Pictures aside, repeat all the entries below exactly as they appear.

****

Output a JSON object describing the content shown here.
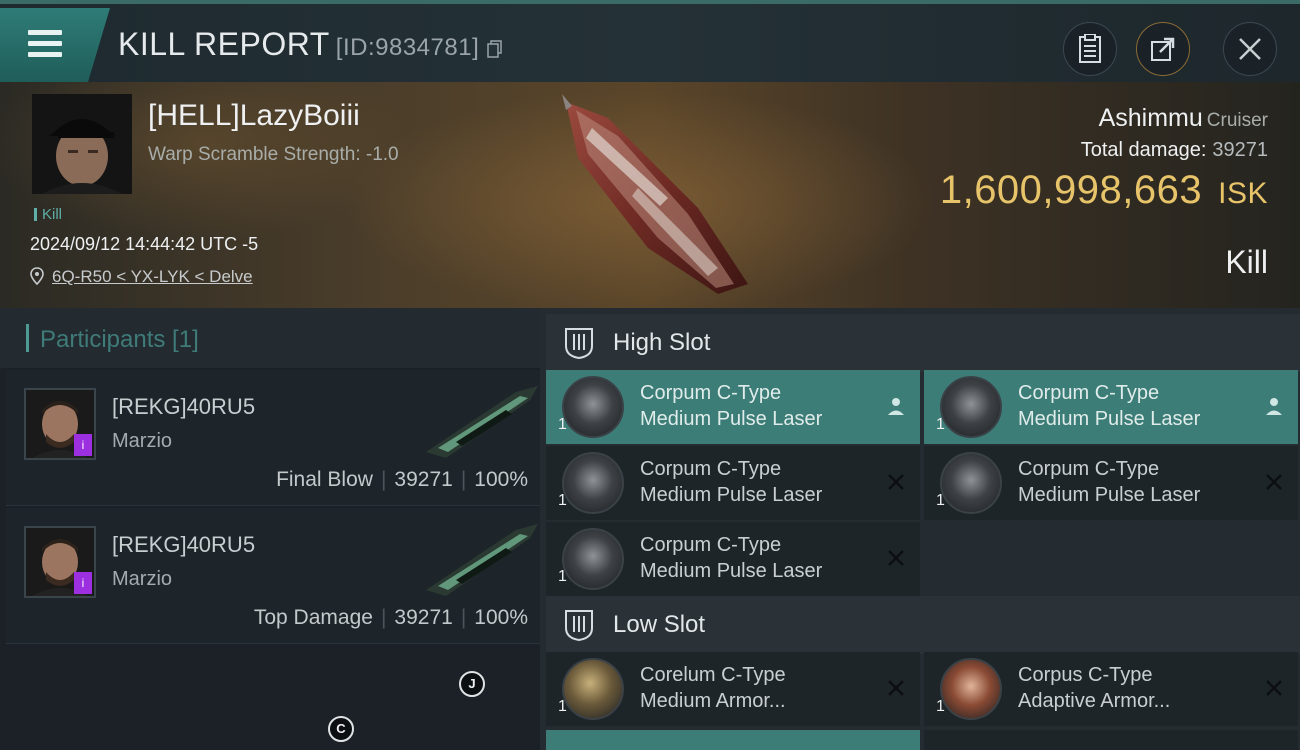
{
  "header": {
    "title": "KILL REPORT",
    "report_id": "[ID:9834781]"
  },
  "victim": {
    "name": "[HELL]LazyBoiii",
    "subtitle": "Warp Scramble Strength: -1.0",
    "tag": "Kill",
    "datetime": "2024/09/12 14:44:42 UTC -5",
    "location": "6Q-R50 < YX-LYK < Delve",
    "ship_name": "Ashimmu",
    "ship_class": "Cruiser",
    "damage_label": "Total damage:",
    "damage_value": "39271",
    "isk_value": "1,600,998,663",
    "isk_currency": "ISK",
    "result": "Kill"
  },
  "participants": {
    "title": "Participants [1]",
    "cards": [
      {
        "name": "[REKG]40RU5",
        "corp": "Marzio",
        "role": "Final Blow",
        "damage": "39271",
        "percent": "100%",
        "badge": "i"
      },
      {
        "name": "[REKG]40RU5",
        "corp": "Marzio",
        "role": "Top Damage",
        "damage": "39271",
        "percent": "100%",
        "badge": "i"
      }
    ]
  },
  "slots": {
    "high_title": "High Slot",
    "low_title": "Low Slot",
    "high": [
      {
        "qty": "1",
        "line1": "Corpum C-Type",
        "line2": "Medium Pulse Laser",
        "state": "fitted"
      },
      {
        "qty": "1",
        "line1": "Corpum C-Type",
        "line2": "Medium Pulse Laser",
        "state": "fitted"
      },
      {
        "qty": "1",
        "line1": "Corpum C-Type",
        "line2": "Medium Pulse Laser",
        "state": "destroyed"
      },
      {
        "qty": "1",
        "line1": "Corpum C-Type",
        "line2": "Medium Pulse Laser",
        "state": "destroyed"
      },
      {
        "qty": "1",
        "line1": "Corpum C-Type",
        "line2": "Medium Pulse Laser",
        "state": "destroyed"
      }
    ],
    "low": [
      {
        "qty": "1",
        "line1": "Corelum C-Type",
        "line2": "Medium Armor...",
        "state": "destroyed"
      },
      {
        "qty": "1",
        "line1": "Corpus C-Type",
        "line2": "Adaptive Armor...",
        "state": "destroyed"
      }
    ]
  },
  "overlay_marks": {
    "mark_j": "J",
    "mark_c": "C"
  },
  "colors": {
    "accent_teal": "#3c7d78",
    "isk_gold": "#e7c36a",
    "badge_purple": "#9c2fe0"
  }
}
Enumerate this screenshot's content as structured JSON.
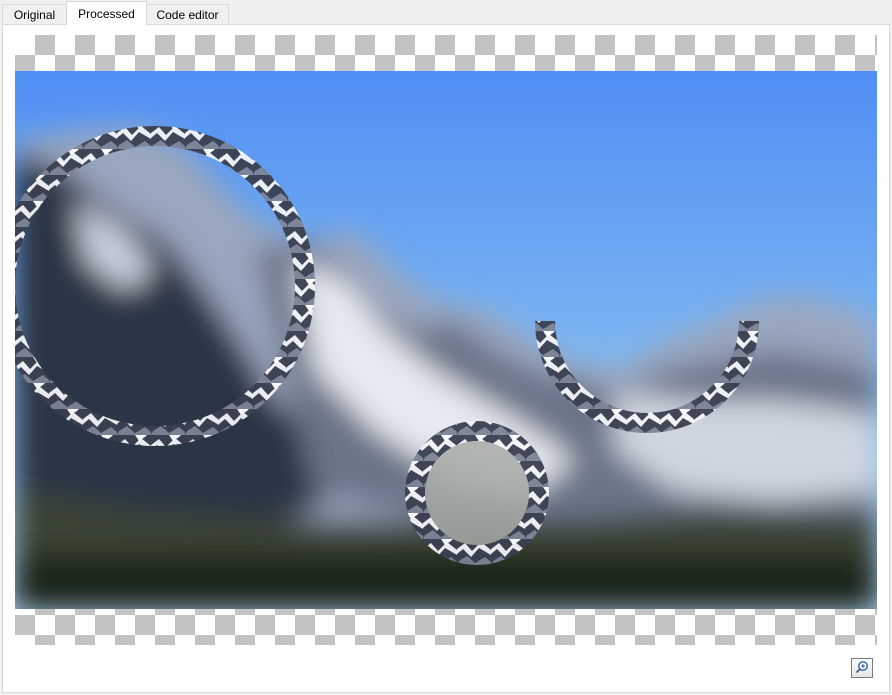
{
  "tabs": [
    {
      "label": "Original",
      "active": false
    },
    {
      "label": "Processed",
      "active": true
    },
    {
      "label": "Code editor",
      "active": false
    }
  ],
  "canvas": {
    "background": "checkerboard-transparency",
    "checker_colors": [
      "#c3c3c3",
      "#ffffff"
    ]
  },
  "preview": {
    "subject": "blurred mountain landscape with sharp ring-shaped regions",
    "sky_colors": [
      "#4f8ff5",
      "#7eb6ef"
    ]
  },
  "zoom_button": {
    "icon": "zoom-icon"
  }
}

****

* _Output_:
Output a JSON object describing the content shown here.
{
  "header": {
    "title": "KILL REPORT",
    "report_id": "[ID:9834781]"
  },
  "victim": {
    "name": "[HELL]LazyBoiii",
    "subtitle": "Warp Scramble Strength: -1.0",
    "tag": "Kill",
    "datetime": "2024/09/12 14:44:42 UTC -5",
    "location": "6Q-R50 < YX-LYK < Delve",
    "ship_name": "Ashimmu",
    "ship_class": "Cruiser",
    "damage_label": "Total damage:",
    "damage_value": "39271",
    "isk_value": "1,600,998,663",
    "isk_currency": "ISK",
    "result": "Kill"
  },
  "participants": {
    "title": "Participants [1]",
    "cards": [
      {
        "name": "[REKG]40RU5",
        "corp": "Marzio",
        "role": "Final Blow",
        "damage": "39271",
        "percent": "100%",
        "badge": "i"
      },
      {
        "name": "[REKG]40RU5",
        "corp": "Marzio",
        "role": "Top Damage",
        "damage": "39271",
        "percent": "100%",
        "badge": "i"
      }
    ]
  },
  "slots": {
    "high_title": "High Slot",
    "low_title": "Low Slot",
    "high": [
      {
        "qty": "1",
        "line1": "Corpum C-Type",
        "line2": "Medium Pulse Laser",
        "state": "fitted"
      },
      {
        "qty": "1",
        "line1": "Corpum C-Type",
        "line2": "Medium Pulse Laser",
        "state": "fitted"
      },
      {
        "qty": "1",
        "line1": "Corpum C-Type",
        "line2": "Medium Pulse Laser",
        "state": "destroyed"
      },
      {
        "qty": "1",
        "line1": "Corpum C-Type",
        "line2": "Medium Pulse Laser",
        "state": "destroyed"
      },
      {
        "qty": "1",
        "line1": "Corpum C-Type",
        "line2": "Medium Pulse Laser",
        "state": "destroyed"
      }
    ],
    "low": [
      {
        "qty": "1",
        "line1": "Corelum C-Type",
        "line2": "Medium Armor...",
        "state": "destroyed"
      },
      {
        "qty": "1",
        "line1": "Corpus C-Type",
        "line2": "Adaptive Armor...",
        "state": "destroyed"
      }
    ]
  },
  "overlay_marks": {
    "mark_j": "J",
    "mark_c": "C"
  },
  "colors": {
    "accent_teal": "#3c7d78",
    "isk_gold": "#e7c36a",
    "badge_purple": "#9c2fe0"
  }
}
Enumerate this screenshot's content as structured JSON.
{
  "tabs": [
    {
      "label": "Original",
      "active": false
    },
    {
      "label": "Processed",
      "active": true
    },
    {
      "label": "Code editor",
      "active": false
    }
  ],
  "canvas": {
    "background": "checkerboard-transparency",
    "checker_colors": [
      "#c3c3c3",
      "#ffffff"
    ]
  },
  "preview": {
    "subject": "blurred mountain landscape with sharp ring-shaped regions",
    "sky_colors": [
      "#4f8ff5",
      "#7eb6ef"
    ]
  },
  "zoom_button": {
    "icon": "zoom-icon"
  }
}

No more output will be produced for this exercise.